"The agent on this call did a lot of what we trained him and paid him -- and thousands of other Retention agents --to do. He tried to save a customer, and that’s important, but the act of saving a customer must always be handled with the utmost respect. This situation has caused us to reexamine how we do some things to make sure that each and every one of us -- from leadership to the front line -- understands the balance between selling and listening. And that a great sales organization always listens to the customer, first and foremost."
FRIDAY: Did Comcast's recent mea culpa for an unusually public customer-service blow-up help its rep? "Comcast’s apology is a good start, but they are facing an uphill battle because the recording reinforces what many customers - rightly or wrongly – already think about Comcast,” says Daniel Korschun PhD, professor of marketing at Drexel's Center for Corporate Reputation Management. “The company needs to not only prevent this from happening again, but also to provide some concrete examples of how their customer service is improving.”

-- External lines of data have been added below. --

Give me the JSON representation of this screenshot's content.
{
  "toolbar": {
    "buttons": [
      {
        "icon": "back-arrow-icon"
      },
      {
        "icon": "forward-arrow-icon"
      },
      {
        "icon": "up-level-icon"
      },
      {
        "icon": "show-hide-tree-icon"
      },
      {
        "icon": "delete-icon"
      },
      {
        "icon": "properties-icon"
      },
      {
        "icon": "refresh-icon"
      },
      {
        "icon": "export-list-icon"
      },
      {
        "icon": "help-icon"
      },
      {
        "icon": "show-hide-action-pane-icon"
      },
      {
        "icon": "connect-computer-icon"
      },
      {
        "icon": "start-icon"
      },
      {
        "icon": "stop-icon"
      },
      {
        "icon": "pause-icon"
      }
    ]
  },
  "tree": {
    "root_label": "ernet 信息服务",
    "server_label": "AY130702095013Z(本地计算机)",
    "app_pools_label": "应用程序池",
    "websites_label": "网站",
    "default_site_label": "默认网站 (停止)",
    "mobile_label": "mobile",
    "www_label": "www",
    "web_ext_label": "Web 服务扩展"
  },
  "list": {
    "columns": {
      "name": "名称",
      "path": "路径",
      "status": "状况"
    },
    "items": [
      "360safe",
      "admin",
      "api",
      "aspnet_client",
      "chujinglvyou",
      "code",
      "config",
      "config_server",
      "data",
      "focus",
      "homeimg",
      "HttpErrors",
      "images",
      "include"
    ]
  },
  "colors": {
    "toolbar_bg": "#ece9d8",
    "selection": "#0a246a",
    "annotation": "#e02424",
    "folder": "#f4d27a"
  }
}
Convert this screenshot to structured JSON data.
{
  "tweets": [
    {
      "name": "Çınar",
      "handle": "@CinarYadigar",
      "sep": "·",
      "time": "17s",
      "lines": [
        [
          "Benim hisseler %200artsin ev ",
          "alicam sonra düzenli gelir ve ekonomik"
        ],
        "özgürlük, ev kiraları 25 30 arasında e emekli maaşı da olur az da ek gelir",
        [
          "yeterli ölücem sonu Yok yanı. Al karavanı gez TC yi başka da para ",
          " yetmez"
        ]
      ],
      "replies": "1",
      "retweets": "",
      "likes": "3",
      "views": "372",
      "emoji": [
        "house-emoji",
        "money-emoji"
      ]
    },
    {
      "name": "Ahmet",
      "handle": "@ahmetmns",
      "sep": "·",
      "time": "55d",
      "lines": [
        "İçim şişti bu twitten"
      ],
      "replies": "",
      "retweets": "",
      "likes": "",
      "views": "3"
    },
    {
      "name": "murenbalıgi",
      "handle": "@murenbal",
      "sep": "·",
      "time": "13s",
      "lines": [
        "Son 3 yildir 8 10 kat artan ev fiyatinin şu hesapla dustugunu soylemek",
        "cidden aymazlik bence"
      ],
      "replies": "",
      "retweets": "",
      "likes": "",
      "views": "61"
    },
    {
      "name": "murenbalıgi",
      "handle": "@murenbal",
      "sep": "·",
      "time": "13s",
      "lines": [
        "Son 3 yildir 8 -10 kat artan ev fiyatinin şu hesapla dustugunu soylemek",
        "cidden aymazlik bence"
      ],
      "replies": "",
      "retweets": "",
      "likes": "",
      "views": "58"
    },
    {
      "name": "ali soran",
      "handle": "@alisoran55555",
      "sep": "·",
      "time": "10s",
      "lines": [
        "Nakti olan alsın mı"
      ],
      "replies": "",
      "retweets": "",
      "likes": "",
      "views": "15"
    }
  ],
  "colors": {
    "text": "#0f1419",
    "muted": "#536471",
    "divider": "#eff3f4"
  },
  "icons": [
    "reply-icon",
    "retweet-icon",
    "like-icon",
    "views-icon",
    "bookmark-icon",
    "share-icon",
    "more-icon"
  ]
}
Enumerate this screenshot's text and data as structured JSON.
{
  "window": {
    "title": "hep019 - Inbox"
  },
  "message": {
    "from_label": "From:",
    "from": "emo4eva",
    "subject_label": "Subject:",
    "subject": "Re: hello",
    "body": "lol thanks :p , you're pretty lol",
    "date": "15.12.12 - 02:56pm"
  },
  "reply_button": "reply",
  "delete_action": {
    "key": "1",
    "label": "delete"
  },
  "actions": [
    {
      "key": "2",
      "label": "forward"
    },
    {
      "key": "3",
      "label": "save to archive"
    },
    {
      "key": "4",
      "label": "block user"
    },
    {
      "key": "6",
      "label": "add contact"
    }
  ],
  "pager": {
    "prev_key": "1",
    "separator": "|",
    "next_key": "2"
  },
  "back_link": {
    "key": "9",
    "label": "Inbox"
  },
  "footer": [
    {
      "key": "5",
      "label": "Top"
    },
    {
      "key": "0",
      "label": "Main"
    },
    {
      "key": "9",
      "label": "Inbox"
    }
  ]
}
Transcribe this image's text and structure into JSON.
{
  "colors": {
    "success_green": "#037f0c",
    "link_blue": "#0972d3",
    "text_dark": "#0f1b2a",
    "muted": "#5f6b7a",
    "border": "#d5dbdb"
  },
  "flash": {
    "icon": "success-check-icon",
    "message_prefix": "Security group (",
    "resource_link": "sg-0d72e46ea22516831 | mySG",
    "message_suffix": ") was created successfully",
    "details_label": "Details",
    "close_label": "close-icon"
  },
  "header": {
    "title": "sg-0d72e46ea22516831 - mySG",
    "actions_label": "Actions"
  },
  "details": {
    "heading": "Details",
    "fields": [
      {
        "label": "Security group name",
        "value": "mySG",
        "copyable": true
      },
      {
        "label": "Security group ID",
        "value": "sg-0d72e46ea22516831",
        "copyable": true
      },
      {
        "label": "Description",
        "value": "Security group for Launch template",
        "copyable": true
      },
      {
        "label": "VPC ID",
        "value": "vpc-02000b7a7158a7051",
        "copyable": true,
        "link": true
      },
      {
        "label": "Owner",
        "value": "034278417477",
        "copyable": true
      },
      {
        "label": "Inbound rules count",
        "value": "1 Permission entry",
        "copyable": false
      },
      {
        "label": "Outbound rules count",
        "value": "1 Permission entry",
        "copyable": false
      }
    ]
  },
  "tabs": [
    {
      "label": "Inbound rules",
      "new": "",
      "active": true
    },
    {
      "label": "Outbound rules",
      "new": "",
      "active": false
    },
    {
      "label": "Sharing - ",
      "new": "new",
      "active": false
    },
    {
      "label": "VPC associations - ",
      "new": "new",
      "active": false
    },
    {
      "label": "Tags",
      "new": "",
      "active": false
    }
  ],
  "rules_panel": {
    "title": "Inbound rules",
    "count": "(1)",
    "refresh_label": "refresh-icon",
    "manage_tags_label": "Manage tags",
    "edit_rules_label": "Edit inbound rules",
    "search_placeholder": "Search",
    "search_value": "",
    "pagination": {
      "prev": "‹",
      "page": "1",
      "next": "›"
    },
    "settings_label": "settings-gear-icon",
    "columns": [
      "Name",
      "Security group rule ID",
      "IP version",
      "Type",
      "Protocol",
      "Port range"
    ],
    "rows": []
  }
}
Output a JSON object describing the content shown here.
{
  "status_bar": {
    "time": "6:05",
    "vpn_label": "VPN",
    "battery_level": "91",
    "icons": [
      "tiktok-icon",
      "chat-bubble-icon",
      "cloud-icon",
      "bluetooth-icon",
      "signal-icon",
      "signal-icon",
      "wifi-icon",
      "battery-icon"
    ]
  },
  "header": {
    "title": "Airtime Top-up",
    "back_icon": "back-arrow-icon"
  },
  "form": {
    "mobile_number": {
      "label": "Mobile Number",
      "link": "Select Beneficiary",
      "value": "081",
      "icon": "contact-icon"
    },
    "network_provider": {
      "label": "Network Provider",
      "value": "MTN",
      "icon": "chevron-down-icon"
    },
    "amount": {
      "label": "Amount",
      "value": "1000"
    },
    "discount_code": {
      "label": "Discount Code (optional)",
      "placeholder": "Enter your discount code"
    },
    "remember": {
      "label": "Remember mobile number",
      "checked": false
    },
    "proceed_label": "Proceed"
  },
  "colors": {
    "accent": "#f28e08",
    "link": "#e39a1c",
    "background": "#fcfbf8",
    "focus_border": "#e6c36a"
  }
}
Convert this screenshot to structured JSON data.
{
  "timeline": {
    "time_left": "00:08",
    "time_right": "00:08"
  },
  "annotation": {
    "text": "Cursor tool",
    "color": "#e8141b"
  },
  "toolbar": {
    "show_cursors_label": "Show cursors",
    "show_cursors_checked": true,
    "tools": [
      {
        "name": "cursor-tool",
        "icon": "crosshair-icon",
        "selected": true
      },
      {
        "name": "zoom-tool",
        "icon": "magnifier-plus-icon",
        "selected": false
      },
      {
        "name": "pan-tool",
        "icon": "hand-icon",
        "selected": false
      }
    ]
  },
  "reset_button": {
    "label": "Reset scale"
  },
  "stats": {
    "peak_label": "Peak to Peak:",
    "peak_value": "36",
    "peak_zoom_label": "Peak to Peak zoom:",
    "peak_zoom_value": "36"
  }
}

These days, "every customer you mistreat is a potential broadcaster" who can spread the word about their "negative experience" (especially if the customer happens to run a popular Web site), says Jordy Leiser, the Bucknell grad who runs NY-based customer-service analytics provider StellaService. "Comcast did the right thing by apologizing to Mr. Block, but the damage had already been done."
The apology "is totally disingenuous: what was done to [the Block family] is policy and practice. Not the actions of a rogue employee," says Barbara Pomerantz, a Chester County business consultant, who's been frustrated by Comcast reps at a Tennessee call center and their billing error, refund and pricing practices. "Until the lobbying funds stop flowing, we can only expect much more of the same."
WEDNESDAY: As Comcast bosses prepared to go to Washington yet again to beg the Philadelphia cable-video-phone-Internet giant be allowed to buy TimeWarner Cable and combine their low-rated customer service operations to tens of millions of Americans, the company last night issued an apology for making it tough for customer Ryan Block and his wife to cancel his service after Block, cofounder of the tech Web site Engadget.com, recorded part of the annoying Comcast service call on his site here, and drove it way viral.
So here's Comcast's apology, from Senior Vice President for Customer Experience Tom Karinshak: "We are very embarrassed by the way our employee spoke with Mr. Block and Ms. Belmont and are contacting them to personally apologize. The way in which our representative communicated with them is unacceptable and not consistent with how we train our customer service representatives. We are investigating this situation and will take quick action. While the overwhelming majority of our employees work very hard to do the right thing every day, we are using this very unfortunate experience to reinforce how important it is to always treat our customers with the utmost respect."
ABC News points out why call-service reps are sometimes as annoying as the Comcast person Block called -- because perverse corporate incentives make them desperate: Some are paid on commission to keep customers from dropping a service -- or at least to wring some data out of ex-customers, on their way out the door -- if they want to get paid.